    16. Berlemann, Michael & Elzemann, Jorg, 2006. "Are expectations on inflation and election outcomes connected? An empirical analysis," Economics Letters, Elsevier, vol. 91(3), pages 354-359, June.
    17. Graham Elliott & Ivana Komunjer & Allan Timmermann, 2008. "Biases in Macroeconomic Forecasts: Irrationality or Asymmetric Loss?," Journal of the European Economic Association, MIT Press, vol. 6(1), pages 122-157, March.
    18. Sellin, Peter, 1998. "Monetary Policy and the Stock Market: Theory and Empirical Evidence," Working Paper Series 72, Sveriges Riksbank (Central Bank of Sweden).
    19. Miah, Fazlul & Rahman, M. Saifur & Albinali, Khalid, 2016. "Rationality of survey based inflation expectations: A study of 18 emerging economies’ inflation forecasts," Research in International Business and Finance, Elsevier, vol. 36(C), pages 158-166.
    20. Davis, George & Kanago, Bryce, 1998. "High and Uncertain Inflation: Results from a New Data Set," Journal of Money, Credit and Banking, Blackwell Publishing, vol. 30(2), pages 218-230, May.

    More about this item

    JEL classification:

    • E31 - Macroeconomics and Monetary Economics - - Prices, Business Fluctuations, and Cycles - - - Price Level; Inflation; Deflation

    Statistics

    Access and download statistics

    Corrections

    All material on this site has been provided by the respective publishers and authors. You can help correct errors and omissions. When requesting a correction, please mention this item's handle: RePEc:aea:jecper:v:13:y:1999:i:4:p:125-144. See general information about how to correct material in RePEc.

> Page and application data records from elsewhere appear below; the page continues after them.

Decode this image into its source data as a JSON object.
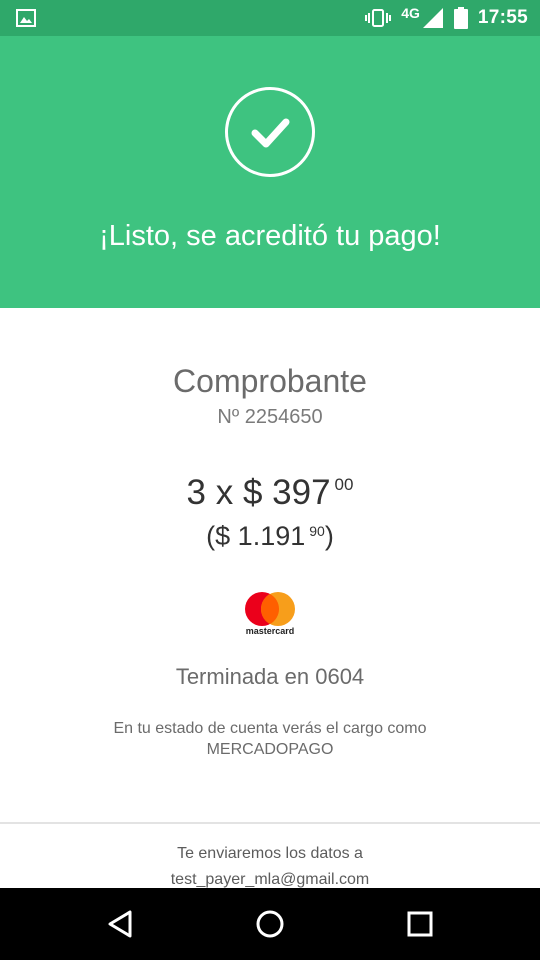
{
  "status_bar": {
    "network": "4G",
    "time": "17:55",
    "icons": [
      "image-icon",
      "vibrate-icon",
      "signal-icon",
      "battery-icon"
    ]
  },
  "header": {
    "icon": "check-icon",
    "title": "¡Listo, se acreditó tu pago!",
    "color": "#3ec380",
    "status_bar_color": "#2fa86a"
  },
  "receipt": {
    "title": "Comprobante",
    "number": "Nº 2254650",
    "installments_prefix": "3 x $ 397",
    "installments_cents": "00",
    "total_prefix": "($ 1.191",
    "total_cents": "90",
    "total_suffix": ")",
    "card_brand": "mastercard",
    "card_last4": "Terminada en 0604",
    "statement_note": "En tu estado de cuenta verás el cargo como MERCADOPAGO"
  },
  "footer": {
    "email_note_line1": "Te enviaremos los datos a",
    "email": "test_payer_mla@gmail.com"
  },
  "nav_bar": {
    "icons": [
      "back-icon",
      "home-icon",
      "recents-icon"
    ]
  }
}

    For technical questions regarding this item, or to correct its authors, title, abstract, bibliographic or download information, contact: (Michael P. Albert). General contact details of provider: https://edirc.repec.org/data/aeaaaea.html .

    If you have authored this item and are not yet registered with RePEc, we encourage you to do it here. This allows to link your profile to this item. It also allows you to accept potential citations to this item that we are uncertain about.

    If CitEc recognized a reference but did not link an item in RePEc to it, you can help with this form .

    If you know of missing items citing this one, you can help us creating those links by adding the relevant references in the same way as above, for each refering item. If you are a registered author of this item, you may also want to check the "citations" tab in your RePEc Author Service profile, as there may be some citations waiting for confirmation.

    Please note that corrections may take a couple of weeks to filter through the various RePEc services.

    IDEAS is a RePEc service hosted by the Research Division of the Federal Reserve Bank of St. Louis . RePEc uses bibliographic data supplied by the respective publishers.